[EXERCISE DETAILS]: An exact, complete copy of the entries that follow is needed.

*** DATASET ENTRIES

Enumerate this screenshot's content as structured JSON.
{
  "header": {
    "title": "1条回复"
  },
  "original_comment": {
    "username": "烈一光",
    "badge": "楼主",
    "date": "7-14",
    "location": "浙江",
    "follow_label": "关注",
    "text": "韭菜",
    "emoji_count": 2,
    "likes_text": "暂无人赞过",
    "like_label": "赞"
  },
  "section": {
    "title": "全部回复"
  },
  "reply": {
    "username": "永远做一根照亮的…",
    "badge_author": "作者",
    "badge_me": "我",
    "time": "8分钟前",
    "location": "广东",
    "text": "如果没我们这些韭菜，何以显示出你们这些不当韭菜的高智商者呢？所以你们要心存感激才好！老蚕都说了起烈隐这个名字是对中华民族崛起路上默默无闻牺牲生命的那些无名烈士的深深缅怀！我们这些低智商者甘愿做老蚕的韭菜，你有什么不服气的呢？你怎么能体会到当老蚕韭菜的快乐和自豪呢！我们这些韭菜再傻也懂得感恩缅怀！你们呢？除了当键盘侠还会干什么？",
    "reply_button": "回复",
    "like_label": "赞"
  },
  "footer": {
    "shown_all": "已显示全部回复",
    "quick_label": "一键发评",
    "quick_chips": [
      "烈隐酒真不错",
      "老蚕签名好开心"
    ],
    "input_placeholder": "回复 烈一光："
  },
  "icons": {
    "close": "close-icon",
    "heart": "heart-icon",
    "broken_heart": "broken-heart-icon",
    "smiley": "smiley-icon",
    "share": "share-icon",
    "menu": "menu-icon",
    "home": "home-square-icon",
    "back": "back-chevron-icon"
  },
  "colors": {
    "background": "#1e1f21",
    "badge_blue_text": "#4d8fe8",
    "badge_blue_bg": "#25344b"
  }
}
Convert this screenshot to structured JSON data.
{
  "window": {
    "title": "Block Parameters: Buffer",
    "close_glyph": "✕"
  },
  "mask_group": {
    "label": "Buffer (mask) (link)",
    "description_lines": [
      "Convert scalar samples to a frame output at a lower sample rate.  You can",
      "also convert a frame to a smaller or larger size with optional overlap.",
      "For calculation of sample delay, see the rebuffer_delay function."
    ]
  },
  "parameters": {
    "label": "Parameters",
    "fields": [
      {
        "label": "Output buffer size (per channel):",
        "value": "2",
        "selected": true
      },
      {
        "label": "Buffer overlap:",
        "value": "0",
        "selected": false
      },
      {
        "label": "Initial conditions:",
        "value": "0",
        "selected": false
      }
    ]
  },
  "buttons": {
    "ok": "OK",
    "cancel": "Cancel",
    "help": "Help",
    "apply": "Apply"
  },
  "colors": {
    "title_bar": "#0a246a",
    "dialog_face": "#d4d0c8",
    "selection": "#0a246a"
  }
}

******

[RESULT OF THE TASK]:
Enumerate this screenshot's content as structured JSON.
{
  "header": {
    "title": "1条回复"
  },
  "original_comment": {
    "username": "烈一光",
    "badge": "楼主",
    "date": "7-14",
    "location": "浙江",
    "follow_label": "关注",
    "text": "韭菜",
    "emoji_count": 2,
    "likes_text": "暂无人赞过",
    "like_label": "赞"
  },
  "section": {
    "title": "全部回复"
  },
  "reply": {
    "username": "永远做一根照亮的…",
    "badge_author": "作者",
    "badge_me": "我",
    "time": "8分钟前",
    "location": "广东",
    "text": "如果没我们这些韭菜，何以显示出你们这些不当韭菜的高智商者呢？所以你们要心存感激才好！老蚕都说了起烈隐这个名字是对中华民族崛起路上默默无闻牺牲生命的那些无名烈士的深深缅怀！我们这些低智商者甘愿做老蚕的韭菜，你有什么不服气的呢？你怎么能体会到当老蚕韭菜的快乐和自豪呢！我们这些韭菜再傻也懂得感恩缅怀！你们呢？除了当键盘侠还会干什么？",
    "reply_button": "回复",
    "like_label": "赞"
  },
  "footer": {
    "shown_all": "已显示全部回复",
    "quick_label": "一键发评",
    "quick_chips": [
      "烈隐酒真不错",
      "老蚕签名好开心"
    ],
    "input_placeholder": "回复 烈一光："
  },
  "icons": {
    "close": "close-icon",
    "heart": "heart-icon",
    "broken_heart": "broken-heart-icon",
    "smiley": "smiley-icon",
    "share": "share-icon",
    "menu": "menu-icon",
    "home": "home-square-icon",
    "back": "back-chevron-icon"
  },
  "colors": {
    "background": "#1e1f21",
    "badge_blue_text": "#4d8fe8",
    "badge_blue_bg": "#25344b"
  }
}
Convert this screenshot to structured JSON data.
{
  "window": {
    "title": "Block Parameters: Buffer",
    "close_glyph": "✕"
  },
  "mask_group": {
    "label": "Buffer (mask) (link)",
    "description_lines": [
      "Convert scalar samples to a frame output at a lower sample rate.  You can",
      "also convert a frame to a smaller or larger size with optional overlap.",
      "For calculation of sample delay, see the rebuffer_delay function."
    ]
  },
  "parameters": {
    "label": "Parameters",
    "fields": [
      {
        "label": "Output buffer size (per channel):",
        "value": "2",
        "selected": true
      },
      {
        "label": "Buffer overlap:",
        "value": "0",
        "selected": false
      },
      {
        "label": "Initial conditions:",
        "value": "0",
        "selected": false
      }
    ]
  },
  "buttons": {
    "ok": "OK",
    "cancel": "Cancel",
    "help": "Help",
    "apply": "Apply"
  },
  "colors": {
    "title_bar": "#0a246a",
    "dialog_face": "#d4d0c8",
    "selection": "#0a246a"
  }
}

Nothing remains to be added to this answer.